That, to me, is the most crucial part of the whole water-boiling process. I don’t want hot water spilling all over my kitchen counter top, overflowing onto the floor and accidentally scalding my feet (or my little Brownie), or short an electrical socket and cause a fire.
I can handle the rest with my limbs and a minute of time.
An electric kettle works because of a few simple but key components:
- On/off switch
- Heating element
- Bi-metallic strip (two pieces of metals with different thermal expansion coefficients bound together)
Generally speaking this is how an electric kettle works:
- User pushes on/off switch to ‘on’ position
- Switch closes circuit, and heating element heats up
- Water starts to boil, and converts to steam (100 degree celsius water)
- Enough steam transfers heat to the bi-metallic strip that it expands, and because of different thermal expansion of the two metals, bends until just enough to mechanically push the on/off switch to ‘off’ position (from inside, ie. not visible to the user)
That’s it. Very simple, right?

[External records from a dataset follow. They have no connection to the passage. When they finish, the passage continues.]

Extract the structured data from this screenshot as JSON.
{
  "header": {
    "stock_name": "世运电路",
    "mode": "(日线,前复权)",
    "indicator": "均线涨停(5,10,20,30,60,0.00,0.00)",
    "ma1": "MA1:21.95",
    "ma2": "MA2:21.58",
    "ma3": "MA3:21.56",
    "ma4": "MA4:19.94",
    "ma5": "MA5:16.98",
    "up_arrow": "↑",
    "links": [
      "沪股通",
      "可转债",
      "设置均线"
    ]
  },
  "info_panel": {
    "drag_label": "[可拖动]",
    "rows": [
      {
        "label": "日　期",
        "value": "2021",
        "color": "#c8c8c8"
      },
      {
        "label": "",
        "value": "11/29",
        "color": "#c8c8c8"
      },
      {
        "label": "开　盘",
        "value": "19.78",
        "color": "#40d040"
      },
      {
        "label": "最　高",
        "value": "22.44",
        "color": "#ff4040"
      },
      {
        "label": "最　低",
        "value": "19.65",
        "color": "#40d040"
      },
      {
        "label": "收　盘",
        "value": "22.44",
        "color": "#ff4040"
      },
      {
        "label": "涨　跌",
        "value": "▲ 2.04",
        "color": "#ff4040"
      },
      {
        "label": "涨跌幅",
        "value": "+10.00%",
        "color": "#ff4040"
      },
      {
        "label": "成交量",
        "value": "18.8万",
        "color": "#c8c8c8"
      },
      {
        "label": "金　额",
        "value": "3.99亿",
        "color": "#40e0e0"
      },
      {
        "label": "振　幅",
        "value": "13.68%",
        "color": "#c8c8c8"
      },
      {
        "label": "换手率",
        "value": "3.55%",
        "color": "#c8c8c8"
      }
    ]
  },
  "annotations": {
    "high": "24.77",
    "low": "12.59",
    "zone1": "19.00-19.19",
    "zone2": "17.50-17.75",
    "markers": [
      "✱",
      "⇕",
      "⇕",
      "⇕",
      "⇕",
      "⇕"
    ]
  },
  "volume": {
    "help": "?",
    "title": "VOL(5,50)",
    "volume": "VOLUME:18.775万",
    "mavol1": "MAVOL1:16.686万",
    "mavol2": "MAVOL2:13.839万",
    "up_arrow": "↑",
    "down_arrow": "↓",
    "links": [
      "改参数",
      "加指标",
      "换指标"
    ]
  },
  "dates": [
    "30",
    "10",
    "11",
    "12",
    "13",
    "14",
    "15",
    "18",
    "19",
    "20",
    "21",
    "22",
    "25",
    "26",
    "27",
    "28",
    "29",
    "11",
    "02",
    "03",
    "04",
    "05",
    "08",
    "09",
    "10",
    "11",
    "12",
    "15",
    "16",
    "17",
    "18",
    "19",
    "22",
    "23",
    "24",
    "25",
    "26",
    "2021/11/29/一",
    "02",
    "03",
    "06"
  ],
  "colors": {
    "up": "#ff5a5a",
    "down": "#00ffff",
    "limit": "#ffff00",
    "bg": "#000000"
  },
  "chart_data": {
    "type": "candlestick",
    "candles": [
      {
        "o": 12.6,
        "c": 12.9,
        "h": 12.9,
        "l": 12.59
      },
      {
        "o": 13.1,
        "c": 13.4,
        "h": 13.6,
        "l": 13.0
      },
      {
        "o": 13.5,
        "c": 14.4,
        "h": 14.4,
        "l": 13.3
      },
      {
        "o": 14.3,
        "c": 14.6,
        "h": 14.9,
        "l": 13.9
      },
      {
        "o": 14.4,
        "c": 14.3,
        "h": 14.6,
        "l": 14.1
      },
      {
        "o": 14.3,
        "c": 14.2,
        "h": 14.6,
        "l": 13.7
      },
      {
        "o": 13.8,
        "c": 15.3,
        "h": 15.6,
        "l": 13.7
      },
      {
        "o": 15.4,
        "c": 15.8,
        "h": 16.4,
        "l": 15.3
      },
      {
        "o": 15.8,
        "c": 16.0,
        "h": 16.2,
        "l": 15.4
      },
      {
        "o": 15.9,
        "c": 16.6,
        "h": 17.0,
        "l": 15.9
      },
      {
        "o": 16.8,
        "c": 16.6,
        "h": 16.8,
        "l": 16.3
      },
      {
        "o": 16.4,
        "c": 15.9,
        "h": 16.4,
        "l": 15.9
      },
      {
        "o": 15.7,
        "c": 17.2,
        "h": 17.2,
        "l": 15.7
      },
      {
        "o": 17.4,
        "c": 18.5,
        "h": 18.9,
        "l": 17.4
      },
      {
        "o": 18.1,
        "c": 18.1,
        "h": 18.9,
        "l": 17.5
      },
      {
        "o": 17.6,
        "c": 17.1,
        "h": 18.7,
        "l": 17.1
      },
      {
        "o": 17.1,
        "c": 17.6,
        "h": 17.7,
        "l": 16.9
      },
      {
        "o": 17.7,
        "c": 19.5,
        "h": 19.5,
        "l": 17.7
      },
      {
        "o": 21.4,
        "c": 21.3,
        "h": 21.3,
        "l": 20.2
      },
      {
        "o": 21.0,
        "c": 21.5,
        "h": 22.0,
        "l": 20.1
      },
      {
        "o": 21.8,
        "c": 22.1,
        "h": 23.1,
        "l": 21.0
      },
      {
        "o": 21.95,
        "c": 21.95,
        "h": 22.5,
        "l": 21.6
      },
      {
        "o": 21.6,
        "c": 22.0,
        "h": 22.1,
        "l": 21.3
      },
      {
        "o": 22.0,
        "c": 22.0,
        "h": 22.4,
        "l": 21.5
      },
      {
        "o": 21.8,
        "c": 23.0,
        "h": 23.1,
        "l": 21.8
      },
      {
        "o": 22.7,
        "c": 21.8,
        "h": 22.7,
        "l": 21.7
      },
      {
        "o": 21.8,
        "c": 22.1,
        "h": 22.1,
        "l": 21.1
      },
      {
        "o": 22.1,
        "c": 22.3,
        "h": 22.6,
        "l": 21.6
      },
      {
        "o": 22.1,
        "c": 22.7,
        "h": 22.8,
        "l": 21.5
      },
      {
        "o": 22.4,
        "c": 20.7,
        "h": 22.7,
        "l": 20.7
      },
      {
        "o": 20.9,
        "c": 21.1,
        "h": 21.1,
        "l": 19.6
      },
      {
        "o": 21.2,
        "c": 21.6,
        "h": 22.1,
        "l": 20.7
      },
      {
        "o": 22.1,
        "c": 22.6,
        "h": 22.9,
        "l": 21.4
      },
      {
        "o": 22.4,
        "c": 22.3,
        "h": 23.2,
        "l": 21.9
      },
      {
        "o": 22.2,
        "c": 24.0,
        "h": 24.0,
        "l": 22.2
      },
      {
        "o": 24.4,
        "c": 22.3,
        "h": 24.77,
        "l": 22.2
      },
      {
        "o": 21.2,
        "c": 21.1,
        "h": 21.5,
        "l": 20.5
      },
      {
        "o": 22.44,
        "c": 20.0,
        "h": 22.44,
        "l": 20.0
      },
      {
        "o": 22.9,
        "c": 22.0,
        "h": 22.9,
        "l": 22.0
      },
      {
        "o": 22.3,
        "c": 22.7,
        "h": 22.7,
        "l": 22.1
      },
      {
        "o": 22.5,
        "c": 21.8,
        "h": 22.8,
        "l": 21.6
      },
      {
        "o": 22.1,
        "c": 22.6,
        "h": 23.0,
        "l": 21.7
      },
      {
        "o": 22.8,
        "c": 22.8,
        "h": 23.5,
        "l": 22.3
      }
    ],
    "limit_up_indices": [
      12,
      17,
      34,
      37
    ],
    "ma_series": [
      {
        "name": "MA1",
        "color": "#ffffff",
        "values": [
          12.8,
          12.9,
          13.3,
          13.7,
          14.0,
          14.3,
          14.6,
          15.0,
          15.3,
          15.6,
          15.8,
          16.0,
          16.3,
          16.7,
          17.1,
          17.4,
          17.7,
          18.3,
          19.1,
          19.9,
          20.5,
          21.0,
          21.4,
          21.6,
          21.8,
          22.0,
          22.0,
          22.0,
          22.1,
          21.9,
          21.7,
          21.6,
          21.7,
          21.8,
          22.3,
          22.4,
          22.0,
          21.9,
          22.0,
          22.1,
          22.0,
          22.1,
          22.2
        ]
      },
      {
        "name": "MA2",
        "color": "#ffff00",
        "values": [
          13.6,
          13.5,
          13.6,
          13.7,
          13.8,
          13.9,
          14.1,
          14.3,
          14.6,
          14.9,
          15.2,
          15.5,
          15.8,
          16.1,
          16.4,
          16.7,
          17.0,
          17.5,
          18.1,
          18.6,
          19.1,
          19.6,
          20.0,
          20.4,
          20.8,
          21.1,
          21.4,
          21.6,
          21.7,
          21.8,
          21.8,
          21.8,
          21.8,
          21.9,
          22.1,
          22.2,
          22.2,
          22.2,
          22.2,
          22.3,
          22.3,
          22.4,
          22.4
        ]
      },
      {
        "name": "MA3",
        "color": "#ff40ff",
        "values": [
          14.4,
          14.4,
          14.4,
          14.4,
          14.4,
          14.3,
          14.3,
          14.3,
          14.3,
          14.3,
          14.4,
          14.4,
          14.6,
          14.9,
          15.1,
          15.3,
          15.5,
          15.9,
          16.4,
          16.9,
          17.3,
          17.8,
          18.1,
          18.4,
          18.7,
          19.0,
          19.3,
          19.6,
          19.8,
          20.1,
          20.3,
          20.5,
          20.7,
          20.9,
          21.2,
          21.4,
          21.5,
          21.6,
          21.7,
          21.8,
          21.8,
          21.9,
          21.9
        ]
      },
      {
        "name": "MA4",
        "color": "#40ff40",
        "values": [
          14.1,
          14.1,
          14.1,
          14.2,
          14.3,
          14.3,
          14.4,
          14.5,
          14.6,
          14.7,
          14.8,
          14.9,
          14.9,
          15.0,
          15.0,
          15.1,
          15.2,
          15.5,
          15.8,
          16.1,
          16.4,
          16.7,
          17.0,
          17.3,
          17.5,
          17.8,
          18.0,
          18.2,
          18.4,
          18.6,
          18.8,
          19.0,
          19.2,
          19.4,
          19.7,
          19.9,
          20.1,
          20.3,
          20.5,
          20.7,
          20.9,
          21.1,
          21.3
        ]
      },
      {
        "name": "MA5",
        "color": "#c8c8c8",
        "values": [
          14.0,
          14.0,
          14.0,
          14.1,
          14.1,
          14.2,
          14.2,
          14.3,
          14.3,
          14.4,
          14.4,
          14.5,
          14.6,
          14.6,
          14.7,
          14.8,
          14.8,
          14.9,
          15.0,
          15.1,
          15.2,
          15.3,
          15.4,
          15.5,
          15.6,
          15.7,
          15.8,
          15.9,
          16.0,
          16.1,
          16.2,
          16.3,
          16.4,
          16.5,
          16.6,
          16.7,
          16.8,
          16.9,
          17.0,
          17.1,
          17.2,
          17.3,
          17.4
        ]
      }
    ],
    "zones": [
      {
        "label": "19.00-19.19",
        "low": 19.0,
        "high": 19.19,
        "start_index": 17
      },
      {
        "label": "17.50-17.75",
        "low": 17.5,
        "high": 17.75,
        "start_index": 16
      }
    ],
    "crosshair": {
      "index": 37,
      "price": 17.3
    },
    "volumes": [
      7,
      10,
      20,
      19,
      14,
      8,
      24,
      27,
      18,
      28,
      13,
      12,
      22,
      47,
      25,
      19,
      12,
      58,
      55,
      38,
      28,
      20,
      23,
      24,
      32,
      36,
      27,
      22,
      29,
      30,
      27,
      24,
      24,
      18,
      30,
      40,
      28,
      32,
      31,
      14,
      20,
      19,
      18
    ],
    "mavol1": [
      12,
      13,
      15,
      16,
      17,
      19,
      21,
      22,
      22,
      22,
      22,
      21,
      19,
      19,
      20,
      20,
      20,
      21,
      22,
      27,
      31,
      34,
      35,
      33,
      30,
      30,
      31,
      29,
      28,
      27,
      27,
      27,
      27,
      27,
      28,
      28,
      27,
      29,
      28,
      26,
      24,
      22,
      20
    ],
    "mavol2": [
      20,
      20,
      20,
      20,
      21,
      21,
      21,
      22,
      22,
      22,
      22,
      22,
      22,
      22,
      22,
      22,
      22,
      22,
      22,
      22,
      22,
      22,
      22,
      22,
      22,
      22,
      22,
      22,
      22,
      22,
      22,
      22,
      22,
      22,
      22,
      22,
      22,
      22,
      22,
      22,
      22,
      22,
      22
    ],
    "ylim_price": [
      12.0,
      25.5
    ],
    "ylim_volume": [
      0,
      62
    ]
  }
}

Mecha-tronic devices occupy a lower position in the technology-sophistication scale, but they can be tremendously helpful to us in our daily struggles in life.
Washing machines take 95 percent of the effort off laundry, electric thermoflasks virtually eliminates the need to re-boil a pot of water for tea and, most recently, with electronic door locks, getting in and out of the home is at least 5 times faster and arguably more secure.
What’s important to realise here is the fact that none of these devices require the internet to work. They are made with mechanical parts and electronic components. And even though that may still be daunting, learning mecha-tronics has become a lot more accessible with the advent of cheap computer platforms like the open-source Arduino.
I’m an environmental scientist by training. That’s as different from mechanical and electrical engineering as it gets. But the Arduino platform has given me a chance to play around with electronics (and through motors and servos, mecha-tronics) and make interesting stuff.
A recent project was a small LED light that turns on automatically when I switch off my bedroom lights, which I wanted badly because it eliminates the chance of me stumbling over stuff on the floor (including my toy poodle, Brownie) when walking from the main light switch to my bed by illuminating the way.
I’ve got many more (logical) projects I’d like to work on to make life a little easier at home, and have already begun working on a few.
In fact, I’m thinking this might be useful to a number of people and am toying with the idea of compiling my projects in an easy to understand compendium. (If this sounds interesting to you, let me know in the comments.)
In any case, I hope more people (you) will take to learning skills that can be used to make life a little easier for yourself, and in the process, begin to see the till-then invisible middleworld of bytes and atoms.
This is part of a bigger movement, called hacking, and it’s one that comprises more and more of electronics as we once saw it did with software. I’m feeling it. Are you?